One of the other choices for that particular assignment was American Gods by Neil Gaiman.  I was first exposed to Neil’s work in the form of Good Omens– an entertaining look at angels, demons and the apocalypse, co-authored by Terry Pratchett (he of the Discworld novels).  It was a lighthearted introduction to the wonderful imagination of Neil Gaiman (an entrée that I followed up by fairly rapidly devouring everything else he had written).

American Gods effectively plays with mythological themes and characters- explaining what happens to the supernatural beings that are brought to the U.S. by its immigrant population.

Once the gods lose the constant worship, adoration, sacrifices and other trappings that deities tend to consider their lot, as newer gods- of things like technology and television- take their place, they are forced resort to other means of getting by and existing in the world.

The underlying premise is that we create our gods, and are therefore responsible for their inevitable fade into dereliction, insanity, day-jobs or complete non-existence when they are no longer sustained by our belief.

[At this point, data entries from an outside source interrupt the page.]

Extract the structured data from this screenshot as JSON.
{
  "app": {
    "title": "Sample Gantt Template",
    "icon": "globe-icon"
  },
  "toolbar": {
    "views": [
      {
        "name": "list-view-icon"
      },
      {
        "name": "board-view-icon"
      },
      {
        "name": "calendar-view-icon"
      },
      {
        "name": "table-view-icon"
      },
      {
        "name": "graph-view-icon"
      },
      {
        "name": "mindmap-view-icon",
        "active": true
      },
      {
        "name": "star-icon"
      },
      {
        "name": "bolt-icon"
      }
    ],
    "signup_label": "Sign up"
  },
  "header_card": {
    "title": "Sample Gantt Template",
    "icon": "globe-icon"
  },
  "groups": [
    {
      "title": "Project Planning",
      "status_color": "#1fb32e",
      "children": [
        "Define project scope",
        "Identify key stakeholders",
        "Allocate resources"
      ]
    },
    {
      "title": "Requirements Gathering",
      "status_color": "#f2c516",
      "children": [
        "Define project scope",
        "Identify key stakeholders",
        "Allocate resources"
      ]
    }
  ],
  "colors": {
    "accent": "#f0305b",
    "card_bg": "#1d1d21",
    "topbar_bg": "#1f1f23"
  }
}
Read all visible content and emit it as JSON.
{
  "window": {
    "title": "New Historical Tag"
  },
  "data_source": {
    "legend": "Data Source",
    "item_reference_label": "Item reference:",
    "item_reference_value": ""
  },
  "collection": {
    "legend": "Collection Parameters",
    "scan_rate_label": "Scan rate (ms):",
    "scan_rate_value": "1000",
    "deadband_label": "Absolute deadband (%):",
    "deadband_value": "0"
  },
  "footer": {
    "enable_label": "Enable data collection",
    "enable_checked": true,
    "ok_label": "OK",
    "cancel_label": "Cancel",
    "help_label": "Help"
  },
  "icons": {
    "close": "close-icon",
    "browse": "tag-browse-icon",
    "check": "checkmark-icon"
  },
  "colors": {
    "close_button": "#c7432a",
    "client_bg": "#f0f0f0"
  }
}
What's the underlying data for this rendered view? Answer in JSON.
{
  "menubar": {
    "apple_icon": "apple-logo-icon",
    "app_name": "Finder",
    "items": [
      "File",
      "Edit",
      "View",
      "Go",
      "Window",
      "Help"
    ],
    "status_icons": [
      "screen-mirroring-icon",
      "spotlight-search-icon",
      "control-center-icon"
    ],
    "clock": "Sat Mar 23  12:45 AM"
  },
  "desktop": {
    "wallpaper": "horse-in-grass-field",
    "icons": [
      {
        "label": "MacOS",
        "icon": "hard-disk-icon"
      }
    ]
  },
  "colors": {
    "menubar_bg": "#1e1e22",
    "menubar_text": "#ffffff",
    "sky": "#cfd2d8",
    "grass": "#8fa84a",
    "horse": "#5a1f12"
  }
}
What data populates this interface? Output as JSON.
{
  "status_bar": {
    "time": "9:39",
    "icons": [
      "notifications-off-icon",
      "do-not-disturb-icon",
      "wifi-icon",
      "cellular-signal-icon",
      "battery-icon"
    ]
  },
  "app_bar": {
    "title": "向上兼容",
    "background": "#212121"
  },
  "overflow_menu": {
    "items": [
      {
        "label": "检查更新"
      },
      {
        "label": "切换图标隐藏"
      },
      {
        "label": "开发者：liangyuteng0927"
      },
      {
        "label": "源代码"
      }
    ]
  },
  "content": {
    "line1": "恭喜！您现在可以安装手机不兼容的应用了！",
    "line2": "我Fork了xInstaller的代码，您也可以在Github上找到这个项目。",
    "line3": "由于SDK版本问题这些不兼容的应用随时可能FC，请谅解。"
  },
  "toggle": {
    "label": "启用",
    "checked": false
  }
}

It is an eye-opening book, with a unique premise and engaging characters- most of whom are immediately familiar- just trying to keep their existence together.  Love the Egyptian deities running a funeral home in the South.  And the cab-driving djinn.

Pure awesomesauce.

The novel puts the gods in their appropriate place in the cultural scheme of things, and demonstrates not only that they need us more than we need them, but that their continued interference long past the point of relevance causes sometimes-irreparable damage to those of us in the line of their fire.

American Gods is a great example of Gaiman’s imaginative invention of often-overlapping worlds.

So how excited was I to find out that

this

was released yesterday? (Answer: VERY)

PERFECT cottage reading.

Since I have avoided reading reviews or synopses in case they might contain terrible spoilers, I didn’t pay attention to the fact that it is a pretty short book.  Like, a read-in-one-sitting book.

Not a problem in itself- shorter novels are not necessarily sub-par or anything- but the thought of running out of reading material while there is still warmth, sunlight and a dock with softly lapping lake water providing the backdrop des jours is worrisome in the extreme.

So I began to browse the bookstore.  Always a slippery slope for me.  I love good stories (in case you haven’t been keeping up) and discovering new writers- or rediscovering old favourites- is one of the joys of life.

A couple of hours later, and after a cool chat with the cashier about Kobo/Kindle/Tablet/iPad vs. actual, tangible books and the cottage aesthetic, I finally hit the exit with my copy of The Ocean at the End of the Lane and

this

I have heard positive murmurings on various literary grapevines about it, and the subject matter is pretty damn irresistible.
A golem and a djinn(i) in 19th century New York?
More awesomesauce.
Now the only hurdle will be managing to avoid cracking one or the other before I hit that dock.
Temptation is hard.
Bring on the weekend!
(Did I mention I canNOT wait?)